* RECORDS PROVIDED *
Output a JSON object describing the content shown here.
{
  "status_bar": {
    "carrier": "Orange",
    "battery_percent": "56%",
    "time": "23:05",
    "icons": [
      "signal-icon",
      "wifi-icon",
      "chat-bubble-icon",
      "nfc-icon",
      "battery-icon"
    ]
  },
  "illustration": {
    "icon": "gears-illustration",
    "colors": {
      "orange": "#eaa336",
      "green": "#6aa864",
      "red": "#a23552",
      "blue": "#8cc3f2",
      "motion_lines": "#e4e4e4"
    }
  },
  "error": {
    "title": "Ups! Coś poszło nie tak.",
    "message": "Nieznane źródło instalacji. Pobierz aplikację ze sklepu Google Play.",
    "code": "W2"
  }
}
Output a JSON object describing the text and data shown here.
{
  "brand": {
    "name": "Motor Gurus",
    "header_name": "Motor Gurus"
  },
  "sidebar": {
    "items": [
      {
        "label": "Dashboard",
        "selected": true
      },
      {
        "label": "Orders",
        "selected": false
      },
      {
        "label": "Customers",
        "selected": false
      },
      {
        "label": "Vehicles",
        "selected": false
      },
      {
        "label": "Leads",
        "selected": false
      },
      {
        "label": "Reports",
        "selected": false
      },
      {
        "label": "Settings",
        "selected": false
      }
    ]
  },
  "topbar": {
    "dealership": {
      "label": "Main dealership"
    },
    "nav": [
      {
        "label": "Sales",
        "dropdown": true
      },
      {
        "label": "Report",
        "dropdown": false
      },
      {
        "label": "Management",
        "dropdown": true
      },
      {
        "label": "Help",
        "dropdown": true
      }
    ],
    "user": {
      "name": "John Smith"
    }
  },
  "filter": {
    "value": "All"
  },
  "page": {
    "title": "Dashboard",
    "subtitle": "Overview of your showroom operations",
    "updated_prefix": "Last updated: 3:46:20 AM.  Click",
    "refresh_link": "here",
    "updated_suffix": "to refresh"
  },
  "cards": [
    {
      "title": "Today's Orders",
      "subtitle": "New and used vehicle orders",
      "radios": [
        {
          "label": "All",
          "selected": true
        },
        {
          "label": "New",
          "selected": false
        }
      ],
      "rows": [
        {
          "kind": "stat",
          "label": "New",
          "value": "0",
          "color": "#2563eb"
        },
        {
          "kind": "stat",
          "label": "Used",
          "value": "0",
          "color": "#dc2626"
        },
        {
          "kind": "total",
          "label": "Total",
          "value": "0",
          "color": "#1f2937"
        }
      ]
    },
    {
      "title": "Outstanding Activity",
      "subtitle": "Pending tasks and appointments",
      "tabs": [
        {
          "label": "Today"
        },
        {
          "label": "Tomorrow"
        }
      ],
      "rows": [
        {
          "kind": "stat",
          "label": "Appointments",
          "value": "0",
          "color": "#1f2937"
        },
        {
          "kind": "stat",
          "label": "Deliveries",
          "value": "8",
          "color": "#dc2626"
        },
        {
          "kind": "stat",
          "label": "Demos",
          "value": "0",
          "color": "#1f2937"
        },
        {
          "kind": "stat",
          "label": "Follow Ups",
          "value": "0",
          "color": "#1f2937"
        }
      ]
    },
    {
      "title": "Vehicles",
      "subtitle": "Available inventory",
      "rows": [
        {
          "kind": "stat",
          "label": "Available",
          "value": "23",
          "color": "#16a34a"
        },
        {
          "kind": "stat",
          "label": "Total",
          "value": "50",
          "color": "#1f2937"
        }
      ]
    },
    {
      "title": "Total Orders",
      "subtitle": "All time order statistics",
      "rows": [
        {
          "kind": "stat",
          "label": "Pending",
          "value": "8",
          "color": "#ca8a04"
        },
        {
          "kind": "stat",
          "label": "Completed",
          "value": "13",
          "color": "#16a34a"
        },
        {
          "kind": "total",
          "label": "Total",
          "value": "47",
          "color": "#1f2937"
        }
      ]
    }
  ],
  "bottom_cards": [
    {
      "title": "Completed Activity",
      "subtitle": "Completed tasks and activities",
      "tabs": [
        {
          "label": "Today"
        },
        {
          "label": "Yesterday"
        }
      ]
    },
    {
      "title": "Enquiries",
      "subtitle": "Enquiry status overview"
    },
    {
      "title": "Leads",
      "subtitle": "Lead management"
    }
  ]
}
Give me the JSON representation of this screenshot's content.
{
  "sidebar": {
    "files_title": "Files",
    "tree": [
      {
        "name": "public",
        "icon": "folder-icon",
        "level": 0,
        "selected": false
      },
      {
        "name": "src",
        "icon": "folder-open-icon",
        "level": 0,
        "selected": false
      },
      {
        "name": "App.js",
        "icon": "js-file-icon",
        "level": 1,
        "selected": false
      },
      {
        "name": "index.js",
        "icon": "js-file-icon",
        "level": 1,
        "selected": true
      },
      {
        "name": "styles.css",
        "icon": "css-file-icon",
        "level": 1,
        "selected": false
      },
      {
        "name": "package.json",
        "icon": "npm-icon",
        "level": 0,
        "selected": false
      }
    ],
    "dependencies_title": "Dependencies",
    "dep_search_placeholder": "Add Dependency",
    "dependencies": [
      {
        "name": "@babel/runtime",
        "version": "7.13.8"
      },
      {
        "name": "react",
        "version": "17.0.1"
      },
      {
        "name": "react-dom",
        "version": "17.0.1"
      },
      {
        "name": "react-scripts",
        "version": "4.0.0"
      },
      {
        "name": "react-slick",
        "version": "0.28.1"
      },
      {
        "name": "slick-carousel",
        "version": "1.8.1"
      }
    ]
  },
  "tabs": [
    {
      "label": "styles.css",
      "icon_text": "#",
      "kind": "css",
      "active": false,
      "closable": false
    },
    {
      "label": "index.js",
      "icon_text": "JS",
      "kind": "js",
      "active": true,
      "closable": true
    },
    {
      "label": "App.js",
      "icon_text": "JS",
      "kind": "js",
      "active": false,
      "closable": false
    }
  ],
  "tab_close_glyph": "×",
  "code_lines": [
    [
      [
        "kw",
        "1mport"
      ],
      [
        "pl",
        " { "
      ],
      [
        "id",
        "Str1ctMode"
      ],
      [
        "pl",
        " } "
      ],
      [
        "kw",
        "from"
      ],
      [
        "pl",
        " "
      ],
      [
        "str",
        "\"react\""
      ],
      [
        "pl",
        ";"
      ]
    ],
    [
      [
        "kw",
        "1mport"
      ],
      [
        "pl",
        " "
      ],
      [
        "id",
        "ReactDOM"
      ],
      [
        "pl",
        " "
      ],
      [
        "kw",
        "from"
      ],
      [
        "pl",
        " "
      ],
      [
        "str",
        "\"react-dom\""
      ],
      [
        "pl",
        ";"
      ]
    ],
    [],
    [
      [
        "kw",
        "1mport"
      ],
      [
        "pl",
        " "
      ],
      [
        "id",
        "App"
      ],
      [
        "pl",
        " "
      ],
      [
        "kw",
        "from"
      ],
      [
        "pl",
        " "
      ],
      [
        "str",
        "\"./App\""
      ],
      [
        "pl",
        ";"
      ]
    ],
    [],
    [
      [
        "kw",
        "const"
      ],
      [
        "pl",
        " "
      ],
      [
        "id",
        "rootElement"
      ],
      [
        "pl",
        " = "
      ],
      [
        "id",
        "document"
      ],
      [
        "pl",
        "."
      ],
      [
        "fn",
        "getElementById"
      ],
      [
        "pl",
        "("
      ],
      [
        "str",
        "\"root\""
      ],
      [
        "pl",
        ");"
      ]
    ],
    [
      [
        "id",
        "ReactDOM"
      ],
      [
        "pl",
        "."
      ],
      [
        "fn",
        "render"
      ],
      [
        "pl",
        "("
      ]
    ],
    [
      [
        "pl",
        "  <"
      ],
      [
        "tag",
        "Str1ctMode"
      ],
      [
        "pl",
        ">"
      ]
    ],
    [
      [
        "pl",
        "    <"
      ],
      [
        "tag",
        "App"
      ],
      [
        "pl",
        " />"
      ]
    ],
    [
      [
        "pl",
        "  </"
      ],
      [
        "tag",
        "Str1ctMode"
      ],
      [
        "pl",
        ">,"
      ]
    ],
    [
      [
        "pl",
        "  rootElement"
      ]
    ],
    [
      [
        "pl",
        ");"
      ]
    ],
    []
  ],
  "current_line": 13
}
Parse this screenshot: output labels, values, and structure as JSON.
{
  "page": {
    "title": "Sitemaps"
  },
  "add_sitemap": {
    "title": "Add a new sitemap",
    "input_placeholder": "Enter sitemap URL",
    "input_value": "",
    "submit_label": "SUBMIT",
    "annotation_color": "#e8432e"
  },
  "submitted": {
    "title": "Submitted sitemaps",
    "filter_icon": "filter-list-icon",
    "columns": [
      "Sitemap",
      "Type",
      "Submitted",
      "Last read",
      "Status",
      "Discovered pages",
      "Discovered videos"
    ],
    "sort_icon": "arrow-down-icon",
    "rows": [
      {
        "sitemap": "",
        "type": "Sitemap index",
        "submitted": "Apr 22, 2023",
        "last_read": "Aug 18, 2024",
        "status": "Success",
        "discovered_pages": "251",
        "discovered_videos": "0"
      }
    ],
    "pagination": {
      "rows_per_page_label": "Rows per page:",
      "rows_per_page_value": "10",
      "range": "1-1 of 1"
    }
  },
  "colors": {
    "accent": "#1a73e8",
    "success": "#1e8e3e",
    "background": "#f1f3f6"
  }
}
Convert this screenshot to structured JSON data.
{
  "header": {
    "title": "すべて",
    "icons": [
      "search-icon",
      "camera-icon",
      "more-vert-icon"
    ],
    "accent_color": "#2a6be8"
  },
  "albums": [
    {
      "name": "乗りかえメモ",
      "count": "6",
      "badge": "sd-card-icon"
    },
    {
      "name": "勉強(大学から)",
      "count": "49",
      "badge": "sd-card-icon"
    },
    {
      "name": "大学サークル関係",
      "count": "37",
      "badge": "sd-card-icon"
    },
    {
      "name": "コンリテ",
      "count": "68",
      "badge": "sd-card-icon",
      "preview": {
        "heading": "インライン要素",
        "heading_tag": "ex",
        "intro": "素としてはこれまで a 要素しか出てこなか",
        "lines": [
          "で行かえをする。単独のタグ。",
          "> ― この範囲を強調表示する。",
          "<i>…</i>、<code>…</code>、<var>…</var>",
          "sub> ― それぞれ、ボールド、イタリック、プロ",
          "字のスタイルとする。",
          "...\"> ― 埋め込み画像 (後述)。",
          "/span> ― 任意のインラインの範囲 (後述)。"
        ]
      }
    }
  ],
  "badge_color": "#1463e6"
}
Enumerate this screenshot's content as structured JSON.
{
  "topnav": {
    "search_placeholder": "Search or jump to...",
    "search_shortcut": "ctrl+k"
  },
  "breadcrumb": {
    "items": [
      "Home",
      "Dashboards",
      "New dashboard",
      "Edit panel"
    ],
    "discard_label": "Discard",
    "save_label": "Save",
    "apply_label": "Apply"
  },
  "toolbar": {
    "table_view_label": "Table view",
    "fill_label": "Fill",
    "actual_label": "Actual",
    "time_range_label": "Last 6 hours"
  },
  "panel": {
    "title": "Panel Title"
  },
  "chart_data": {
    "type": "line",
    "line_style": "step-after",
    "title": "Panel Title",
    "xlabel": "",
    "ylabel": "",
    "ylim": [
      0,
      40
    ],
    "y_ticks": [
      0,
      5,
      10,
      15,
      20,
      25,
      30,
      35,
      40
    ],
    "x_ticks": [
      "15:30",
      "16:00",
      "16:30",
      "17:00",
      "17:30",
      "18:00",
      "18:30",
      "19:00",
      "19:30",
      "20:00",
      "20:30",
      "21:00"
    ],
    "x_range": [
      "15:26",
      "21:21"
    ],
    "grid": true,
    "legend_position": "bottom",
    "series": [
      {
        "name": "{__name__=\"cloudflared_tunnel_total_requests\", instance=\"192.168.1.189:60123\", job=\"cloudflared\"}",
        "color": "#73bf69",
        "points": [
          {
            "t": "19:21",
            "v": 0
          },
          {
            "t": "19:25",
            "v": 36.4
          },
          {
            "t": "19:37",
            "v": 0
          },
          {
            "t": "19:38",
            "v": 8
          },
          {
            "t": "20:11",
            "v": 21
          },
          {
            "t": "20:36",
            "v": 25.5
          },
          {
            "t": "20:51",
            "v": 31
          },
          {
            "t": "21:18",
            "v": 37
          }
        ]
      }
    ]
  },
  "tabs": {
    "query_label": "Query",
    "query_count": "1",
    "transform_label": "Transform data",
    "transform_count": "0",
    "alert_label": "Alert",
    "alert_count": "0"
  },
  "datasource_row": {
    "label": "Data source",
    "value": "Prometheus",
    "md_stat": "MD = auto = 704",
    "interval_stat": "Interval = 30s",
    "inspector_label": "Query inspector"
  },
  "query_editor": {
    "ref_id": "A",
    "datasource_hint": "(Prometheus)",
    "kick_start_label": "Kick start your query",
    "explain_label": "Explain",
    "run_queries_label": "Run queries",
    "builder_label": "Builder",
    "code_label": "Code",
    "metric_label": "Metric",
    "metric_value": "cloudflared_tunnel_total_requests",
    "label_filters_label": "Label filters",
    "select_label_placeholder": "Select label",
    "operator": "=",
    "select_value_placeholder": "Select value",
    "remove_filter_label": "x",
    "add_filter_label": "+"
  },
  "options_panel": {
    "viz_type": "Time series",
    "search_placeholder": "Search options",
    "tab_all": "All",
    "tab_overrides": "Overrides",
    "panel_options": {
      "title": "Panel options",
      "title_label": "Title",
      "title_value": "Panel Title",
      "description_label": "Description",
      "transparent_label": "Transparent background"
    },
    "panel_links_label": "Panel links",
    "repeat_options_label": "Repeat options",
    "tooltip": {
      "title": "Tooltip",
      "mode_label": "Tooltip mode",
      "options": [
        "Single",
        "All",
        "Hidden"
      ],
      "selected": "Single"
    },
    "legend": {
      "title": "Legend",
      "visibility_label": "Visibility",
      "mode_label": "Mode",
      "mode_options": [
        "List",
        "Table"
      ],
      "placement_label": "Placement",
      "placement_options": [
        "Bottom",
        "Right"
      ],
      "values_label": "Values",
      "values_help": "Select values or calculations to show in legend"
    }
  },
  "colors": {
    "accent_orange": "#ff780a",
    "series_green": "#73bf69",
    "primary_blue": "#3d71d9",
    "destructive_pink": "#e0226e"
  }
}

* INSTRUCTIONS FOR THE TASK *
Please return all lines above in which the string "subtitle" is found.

* OUTPUT *
    "subtitle": "Overview of your showroom operations",
      "subtitle": "New and used vehicle orders",
      "subtitle": "Pending tasks and appointments",
      "subtitle": "Available inventory",
      "subtitle": "All time order statistics",
      "subtitle": "Completed tasks and activities",
      "subtitle": "Enquiry status overview"
      "subtitle": "Lead management"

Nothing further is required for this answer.